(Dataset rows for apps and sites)
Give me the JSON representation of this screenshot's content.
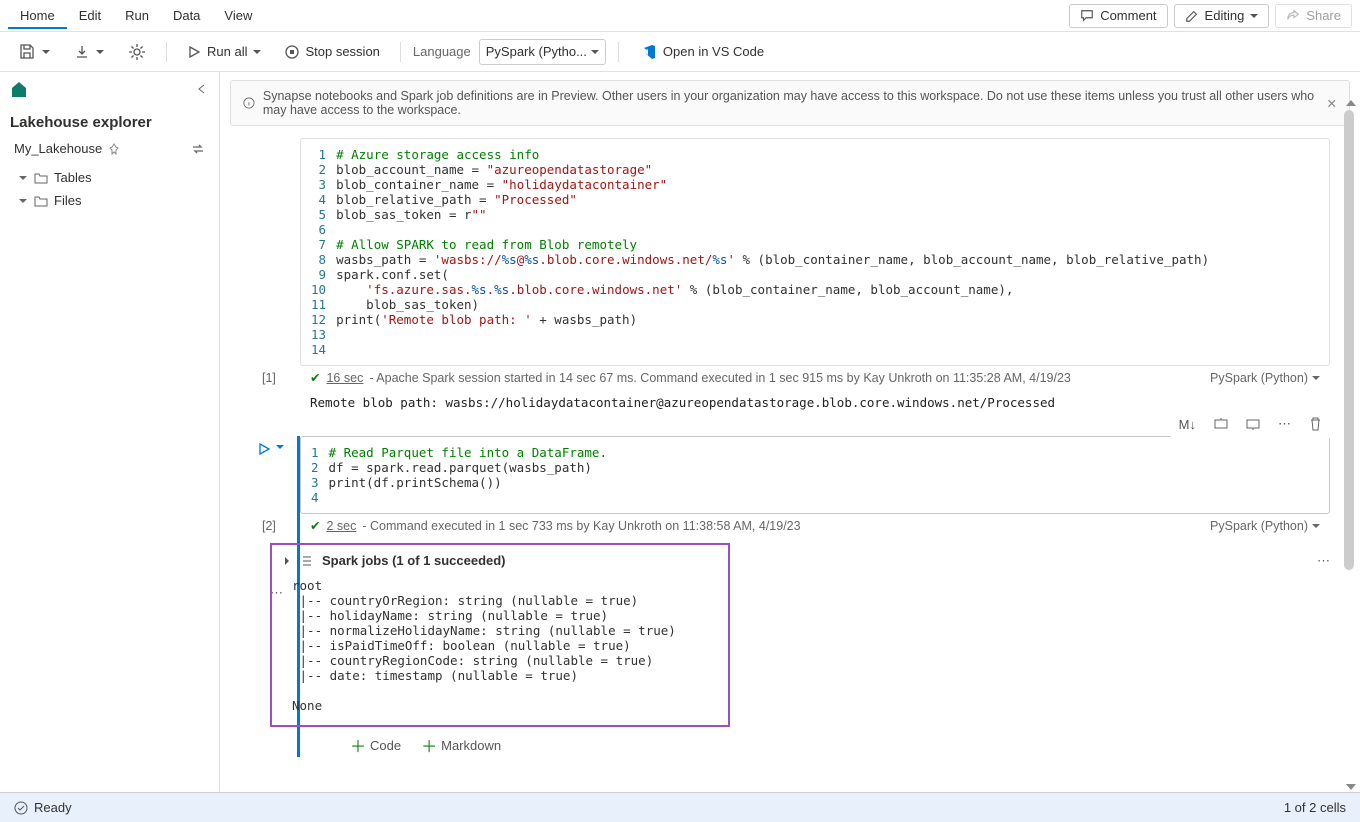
{
  "menu": {
    "home": "Home",
    "edit": "Edit",
    "run": "Run",
    "data": "Data",
    "view": "View",
    "comment": "Comment",
    "editing": "Editing",
    "share": "Share"
  },
  "toolbar": {
    "run_all": "Run all",
    "stop_session": "Stop session",
    "language_label": "Language",
    "language_value": "PySpark (Pytho...",
    "open_vscode": "Open in VS Code"
  },
  "info_banner": "Synapse notebooks and Spark job definitions are in Preview. Other users in your organization may have access to this workspace. Do not use these items unless you trust all other users who may have access to the workspace.",
  "sidebar": {
    "title": "Lakehouse explorer",
    "lakehouse_name": "My_Lakehouse",
    "tables": "Tables",
    "files": "Files"
  },
  "cell1": {
    "index": "[1]",
    "lines": [
      "1",
      "2",
      "3",
      "4",
      "5",
      "6",
      "7",
      "8",
      "9",
      "10",
      "11",
      "12",
      "13",
      "14"
    ],
    "code": {
      "l1": "# Azure storage access info",
      "l2a": "blob_account_name = ",
      "l2b": "\"azureopendatastorage\"",
      "l3a": "blob_container_name = ",
      "l3b": "\"holidaydatacontainer\"",
      "l4a": "blob_relative_path = ",
      "l4b": "\"Processed\"",
      "l5a": "blob_sas_token = r",
      "l5b": "\"\"",
      "l7": "# Allow SPARK to read from Blob remotely",
      "l8a": "wasbs_path = ",
      "l8b": "'wasbs://",
      "l8c": "%s",
      "l8d": "@",
      "l8e": "%s",
      "l8f": ".blob.core.windows.net/",
      "l8g": "%s",
      "l8h": "'",
      "l8i": " % (blob_container_name, blob_account_name, blob_relative_path)",
      "l9": "spark.conf.set(",
      "l10a": "    ",
      "l10b": "'fs.azure.sas.",
      "l10c": "%s",
      "l10d": ".",
      "l10e": "%s",
      "l10f": ".blob.core.windows.net'",
      "l10g": " % (blob_container_name, blob_account_name),",
      "l11": "    blob_sas_token)",
      "l12a": "print(",
      "l12b": "'Remote blob path: '",
      "l12c": " + wasbs_path)"
    },
    "status_time": "16 sec",
    "status_text": " - Apache Spark session started in 14 sec 67 ms. Command executed in 1 sec 915 ms by Kay Unkroth on 11:35:28 AM, 4/19/23",
    "lang": "PySpark (Python)",
    "output": "Remote blob path: wasbs://holidaydatacontainer@azureopendatastorage.blob.core.windows.net/Processed"
  },
  "cell2": {
    "index": "[2]",
    "lines": [
      "1",
      "2",
      "3",
      "4"
    ],
    "code": {
      "l1": "# Read Parquet file into a DataFrame.",
      "l2": "df = spark.read.parquet(wasbs_path)",
      "l3": "print(df.printSchema())"
    },
    "status_time": "2 sec",
    "status_text": " - Command executed in 1 sec 733 ms by Kay Unkroth on 11:38:58 AM, 4/19/23",
    "lang": "PySpark (Python)",
    "spark_jobs": "Spark jobs (1 of 1 succeeded)",
    "schema_output": "root\n |-- countryOrRegion: string (nullable = true)\n |-- holidayName: string (nullable = true)\n |-- normalizeHolidayName: string (nullable = true)\n |-- isPaidTimeOff: boolean (nullable = true)\n |-- countryRegionCode: string (nullable = true)\n |-- date: timestamp (nullable = true)\n\nNone"
  },
  "add": {
    "code": "Code",
    "markdown": "Markdown"
  },
  "statusbar": {
    "ready": "Ready",
    "cells": "1 of 2 cells"
  }
}
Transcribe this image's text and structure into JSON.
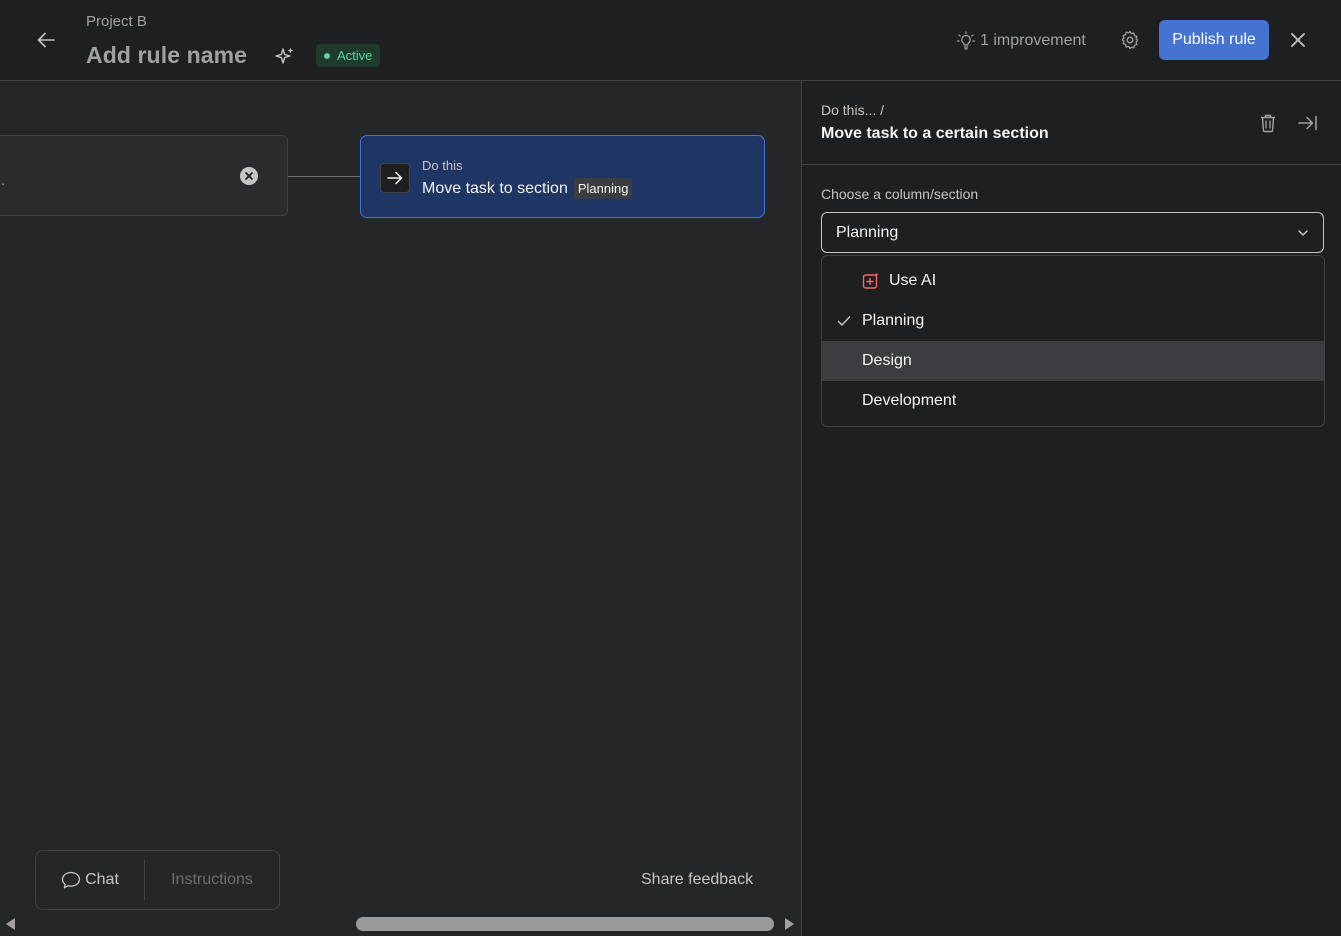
{
  "header": {
    "project_name": "Project B",
    "rule_name_placeholder": "Add rule name",
    "status": "Active",
    "improvements": "1 improvement",
    "publish_label": "Publish rule"
  },
  "canvas": {
    "trigger_text": ".",
    "action": {
      "caption": "Do this",
      "title": "Move task to section",
      "section_chip": "Planning"
    },
    "bottom": {
      "chat_label": "Chat",
      "instructions_label": "Instructions",
      "share_feedback": "Share feedback"
    }
  },
  "panel": {
    "breadcrumb": "Do this...  /",
    "title": "Move task to a certain section",
    "field_label": "Choose a column/section",
    "selected_value": "Planning",
    "options": [
      {
        "label": "Use AI",
        "icon": "ai-sparkle-icon",
        "selected": false,
        "hovered": false
      },
      {
        "label": "Planning",
        "icon": "",
        "selected": true,
        "hovered": false
      },
      {
        "label": "Design",
        "icon": "",
        "selected": false,
        "hovered": true
      },
      {
        "label": "Development",
        "icon": "",
        "selected": false,
        "hovered": false
      }
    ]
  },
  "colors": {
    "background": "#252628",
    "header": "#1e1f21",
    "accent_blue": "#4573d2",
    "action_card": "#1f3563",
    "active_green": "#5fd3a0",
    "ai_red": "#f06a6a"
  }
}
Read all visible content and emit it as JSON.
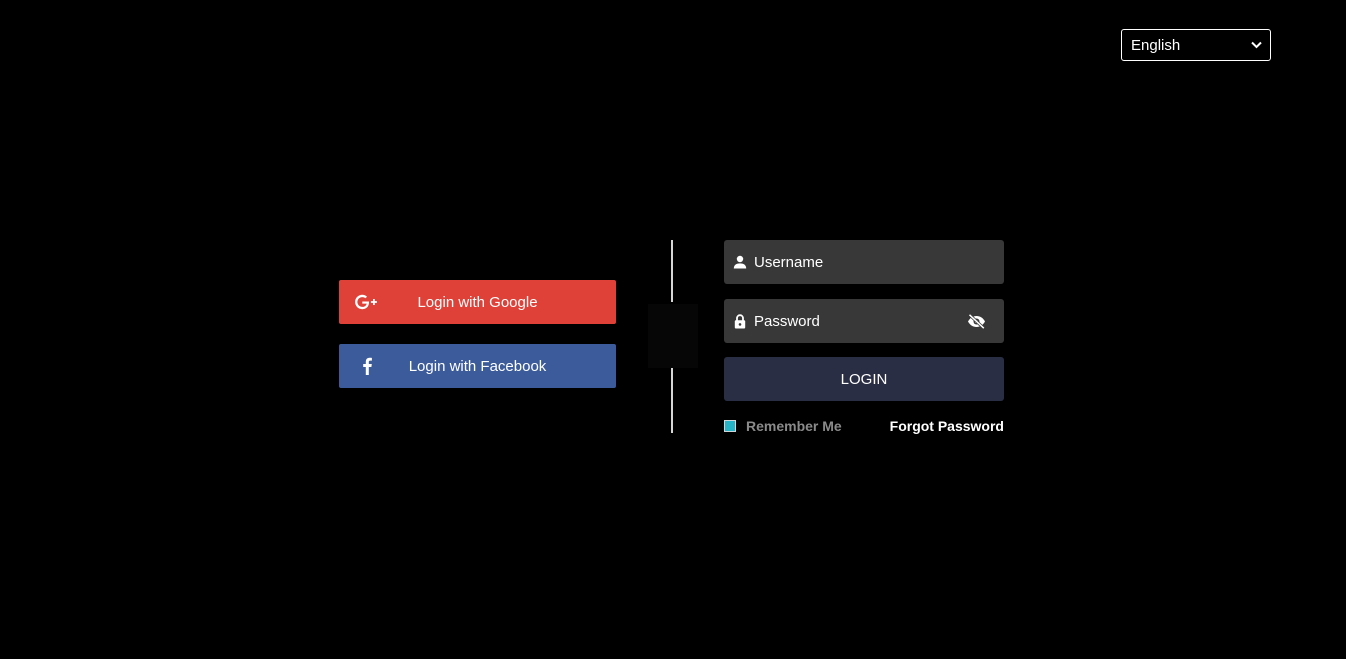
{
  "language": {
    "selected": "English"
  },
  "social": {
    "google_label": "Login with Google",
    "facebook_label": "Login with Facebook"
  },
  "form": {
    "username_placeholder": "Username",
    "password_placeholder": "Password",
    "login_label": "LOGIN",
    "remember_label": "Remember Me",
    "forgot_label": "Forgot Password"
  },
  "icons": {
    "google": "google-plus-icon",
    "facebook": "facebook-icon",
    "username": "user-icon",
    "password": "lock-icon",
    "visibility": "eye-off-icon",
    "dropdown": "chevron-down-icon"
  },
  "colors": {
    "background": "#000000",
    "google": "#df4037",
    "facebook": "#3b5b9a",
    "field": "#383838",
    "login_button": "#2a2e44",
    "checkbox": "#26b3c8"
  }
}
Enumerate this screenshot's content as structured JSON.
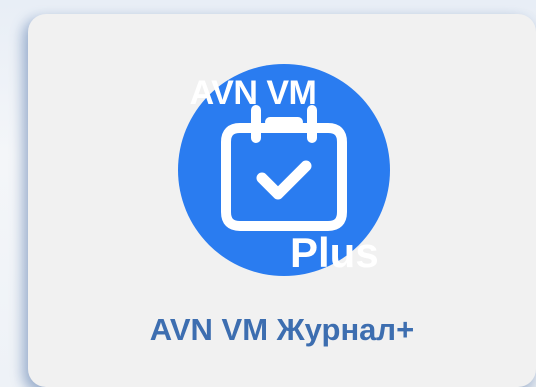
{
  "app_tile": {
    "icon_top_text": "AVN VM",
    "icon_badge_text": "Plus",
    "icon_name": "calendar-check-icon",
    "label": "AVN VM Журнал+",
    "colors": {
      "icon_circle": "#2a7cf0",
      "label_text": "#3d6eb0",
      "tile_background": "#f1f1f1"
    }
  }
}
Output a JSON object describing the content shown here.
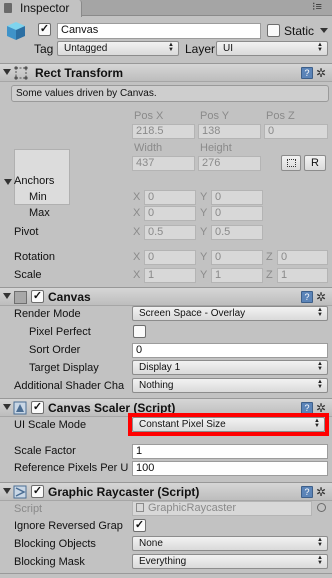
{
  "window": {
    "tab_title": "Inspector"
  },
  "header": {
    "object_name": "Canvas",
    "static_label": "Static",
    "tag_label": "Tag",
    "tag_value": "Untagged",
    "layer_label": "Layer",
    "layer_value": "UI"
  },
  "rect_transform": {
    "title": "Rect Transform",
    "info": "Some values driven by Canvas.",
    "pos_x_label": "Pos X",
    "pos_y_label": "Pos Y",
    "pos_z_label": "Pos Z",
    "pos_x": "218.5",
    "pos_y": "138",
    "pos_z": "0",
    "width_label": "Width",
    "height_label": "Height",
    "width": "437",
    "height": "276",
    "r_button": "R",
    "anchors_label": "Anchors",
    "min_label": "Min",
    "max_label": "Max",
    "min_x": "0",
    "min_y": "0",
    "max_x": "0",
    "max_y": "0",
    "pivot_label": "Pivot",
    "pivot_x": "0.5",
    "pivot_y": "0.5",
    "rotation_label": "Rotation",
    "rot_x": "0",
    "rot_y": "0",
    "rot_z": "0",
    "scale_label": "Scale",
    "scale_x": "1",
    "scale_y": "1",
    "scale_z": "1",
    "x": "X",
    "y": "Y",
    "z": "Z"
  },
  "canvas": {
    "title": "Canvas",
    "render_mode_label": "Render Mode",
    "render_mode_value": "Screen Space - Overlay",
    "pixel_perfect_label": "Pixel Perfect",
    "sort_order_label": "Sort Order",
    "sort_order_value": "0",
    "target_display_label": "Target Display",
    "target_display_value": "Display 1",
    "shader_channels_label": "Additional Shader Cha",
    "shader_channels_value": "Nothing"
  },
  "canvas_scaler": {
    "title": "Canvas Scaler (Script)",
    "ui_scale_mode_label": "UI Scale Mode",
    "ui_scale_mode_value": "Constant Pixel Size",
    "scale_factor_label": "Scale Factor",
    "scale_factor_value": "1",
    "ref_pixels_label": "Reference Pixels Per U",
    "ref_pixels_value": "100",
    "highlight_color": "#ff0000"
  },
  "graphic_raycaster": {
    "title": "Graphic Raycaster (Script)",
    "script_label": "Script",
    "script_value": "GraphicRaycaster",
    "ignore_reversed_label": "Ignore Reversed Grap",
    "blocking_objects_label": "Blocking Objects",
    "blocking_objects_value": "None",
    "blocking_mask_label": "Blocking Mask",
    "blocking_mask_value": "Everything"
  },
  "icons": {
    "tab": "inspector-icon",
    "object": "gameobject-cube-icon",
    "rect": "rect-transform-icon",
    "help": "help-book-icon",
    "gear": "gear-icon",
    "check": "checkmark-icon"
  }
}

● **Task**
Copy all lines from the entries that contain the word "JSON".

● **Answer below**
Give me the JSON representation of this screenshot's content.
Transcribe this image's text and structure into JSON.
Read all visible content and emit it as JSON.
Enumerate this screenshot's content as structured JSON.
Output a JSON object describing the content shown here.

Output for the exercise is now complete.